+++ The data

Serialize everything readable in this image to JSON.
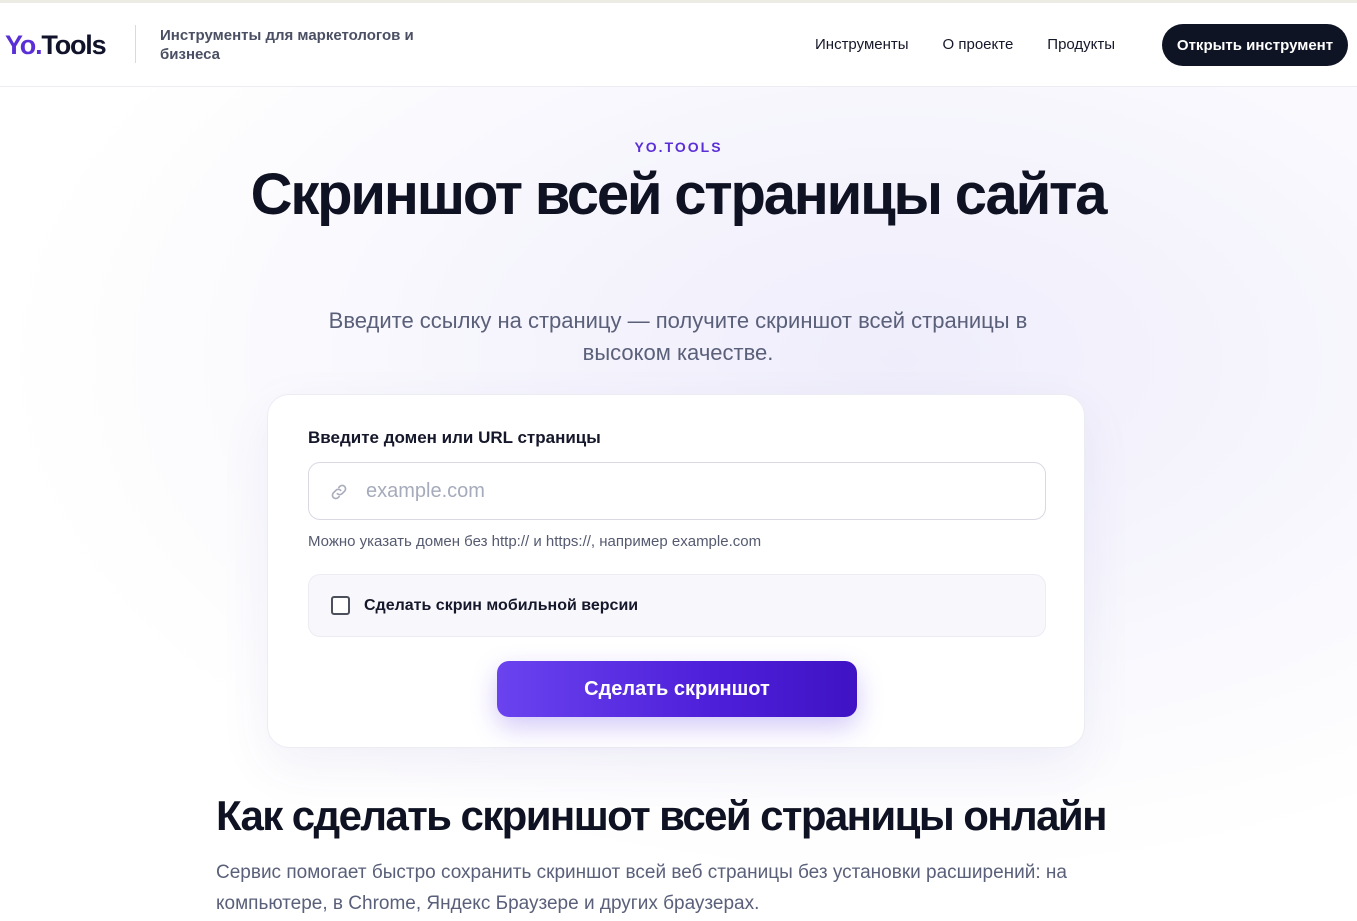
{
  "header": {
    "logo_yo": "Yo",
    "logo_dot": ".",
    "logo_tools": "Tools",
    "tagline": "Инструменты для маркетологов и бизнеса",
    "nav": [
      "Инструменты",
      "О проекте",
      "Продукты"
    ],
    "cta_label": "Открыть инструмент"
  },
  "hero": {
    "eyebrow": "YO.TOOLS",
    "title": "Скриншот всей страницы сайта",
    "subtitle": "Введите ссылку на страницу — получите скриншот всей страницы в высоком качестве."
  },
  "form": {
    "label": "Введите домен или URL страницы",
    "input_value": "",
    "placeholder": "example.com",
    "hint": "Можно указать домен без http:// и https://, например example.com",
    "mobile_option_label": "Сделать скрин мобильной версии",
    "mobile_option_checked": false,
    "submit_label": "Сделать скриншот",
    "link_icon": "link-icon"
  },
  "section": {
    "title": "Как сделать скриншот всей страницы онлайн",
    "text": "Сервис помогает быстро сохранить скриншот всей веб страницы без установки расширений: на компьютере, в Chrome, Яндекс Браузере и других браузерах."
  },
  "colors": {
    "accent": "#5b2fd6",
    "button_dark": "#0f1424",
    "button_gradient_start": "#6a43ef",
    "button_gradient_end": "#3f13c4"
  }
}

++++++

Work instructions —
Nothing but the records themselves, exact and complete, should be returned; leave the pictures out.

Exercise response —
Serialize everything readable in this image to JSON.
{
  "header": {
    "logo_yo": "Yo",
    "logo_dot": ".",
    "logo_tools": "Tools",
    "tagline": "Инструменты для маркетологов и бизнеса",
    "nav": [
      "Инструменты",
      "О проекте",
      "Продукты"
    ],
    "cta_label": "Открыть инструмент"
  },
  "hero": {
    "eyebrow": "YO.TOOLS",
    "title": "Скриншот всей страницы сайта",
    "subtitle": "Введите ссылку на страницу — получите скриншот всей страницы в высоком качестве."
  },
  "form": {
    "label": "Введите домен или URL страницы",
    "input_value": "",
    "placeholder": "example.com",
    "hint": "Можно указать домен без http:// и https://, например example.com",
    "mobile_option_label": "Сделать скрин мобильной версии",
    "mobile_option_checked": false,
    "submit_label": "Сделать скриншот",
    "link_icon": "link-icon"
  },
  "section": {
    "title": "Как сделать скриншот всей страницы онлайн",
    "text": "Сервис помогает быстро сохранить скриншот всей веб страницы без установки расширений: на компьютере, в Chrome, Яндекс Браузере и других браузерах."
  },
  "colors": {
    "accent": "#5b2fd6",
    "button_dark": "#0f1424",
    "button_gradient_start": "#6a43ef",
    "button_gradient_end": "#3f13c4"
  }
}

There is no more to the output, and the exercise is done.